What’s Next?

But here’s the rub. This isn’t stuff that’s easy to learn. Unfortunately, you are not likely to learn what you need to by reading this blog. This kind of learning goes really deep. It is not retaining information and facts that pass as knowledge.

Even with the understanding that this kind of learning is the target, I continue to struggle to keep it front of mind and actively build, recruit, and manifest it. The tyranny of the present and my tendency to simply get it done, whatever it may be, hold me back. And ironically, the positive of these impediments are material contributors to what got me here!

Thankfully, I’ve found a few approaches that seem to accelerate or catalyze opportunities to grow. I’m no expert here, but I hope this approach to learning might help you.
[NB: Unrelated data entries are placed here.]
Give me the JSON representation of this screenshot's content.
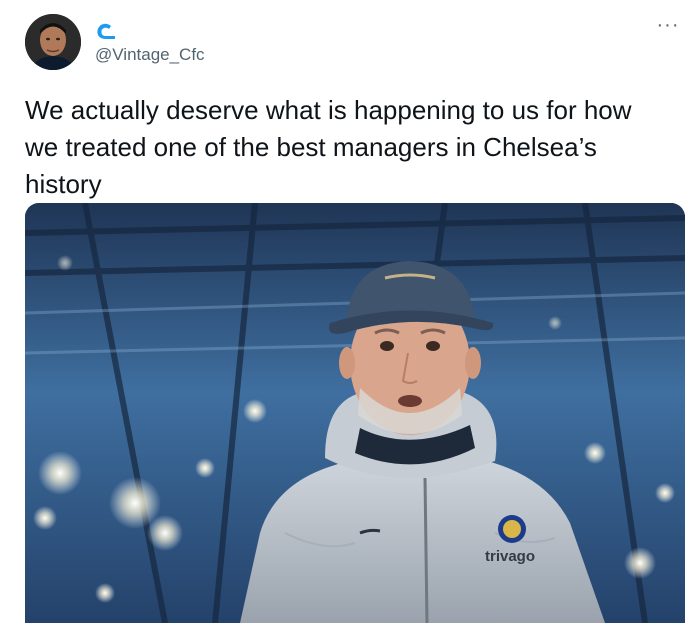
{
  "tweet": {
    "handle": "@Vintage_Cfc",
    "text": "We actually deserve what is happening to us for how\nwe treated one of the best managers in Chelsea’s\nhistory",
    "more_label": "···"
  },
  "icons": {
    "verified": "wave-badge-icon",
    "more": "more-options-icon"
  },
  "media": {
    "jacket_branding": "trivago"
  },
  "colors": {
    "text": "#0f1419",
    "secondary": "#536471",
    "badge": "#1d9bf0"
  }
}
  • Get a coach. Very, very few athletes achieve all alone. Why do we (as business owners or simply high achieving humans) think that we can or should? I’m actively seeking a coach again for the insights that come from having my own baggage reflected back at me, and for the value of accountability. I also want to leverage off the coach’s experience influencing many others in similar situations.
  • Seek out engaged and turned on people. Groups like Entrepreneur’s Organization are another resource. They say the best way to predict your income level is by looking at the five people closest to you. The money part of that, to me, is a reflection of the impact of powerful, vibrant, and shared dialogue, thinking and insights. The learning here can come while out for a surf, after three beers, a quick phone call, or as the result of a week or months-long grand dialogue.
  • Accept vulnerability. I have come to see that my challenges are not really something I need to own. Sure, the baggage is mine, but taking it off and pointing it out allows for detachment and the understanding of new vantage points. Others’ vulnerabilities allow me to see how they, too, have insane hang ups that make no sense at all, just the same as I do.
  • Embrace systems and measures. I don’t like to measure; it is a weakness of mine. But driving my awareness by employing objective and regularly recurring measurement is a fantastic tool. Athletes get to use clocks, scoreboards, judges, and tape measures. For those aspects of my performance and beliefs that I want to change, what can I measure? How can I evidence the status of the condition I want to monitor and change? At the moment, I am exploring sending daily emails to myself asking things like: “How well did I focus my efforts on building the business vs. doing the job? Rate it 1 to 10.”
  • Heed your emotional experience. Remember how that brutal heartbreak changed your view of all other relationships? Notice what value experience has garnered in the professional world? Our deepest learning comes from experiences, not facts. Wisdom is imprinted upon our soul and changes who we are when emotion effectively brands it upon us. Tony Robbins and a few others make experience (not lecture) a key underpinning of their teaching method. Someone steals an employee, you feel it, you learn. You make a tax blunder, it hurts, you learn. Someone cheats you, you learn. Experiences that are emotional seem to mainline the kind of learning I’m talking about.

 
World-class learning allows us to change our beliefs, behaviors, and vantage points so we can employ internal or external resources to achieve our goals. While “all men are created equal” is a catchy phrase, our inequality is undeniably driven by our ability to learn. And the ability to learn is probably the single greatest equalizer that exists. The quality of our lives is driven by the quality of our questions. If you’re not getting all you hoped for from the gift of life, perhaps learning might be a place to focus your just-work-harder energies.

Original post by Kevin Choquette on LinkedIn Pulse can be viewed here.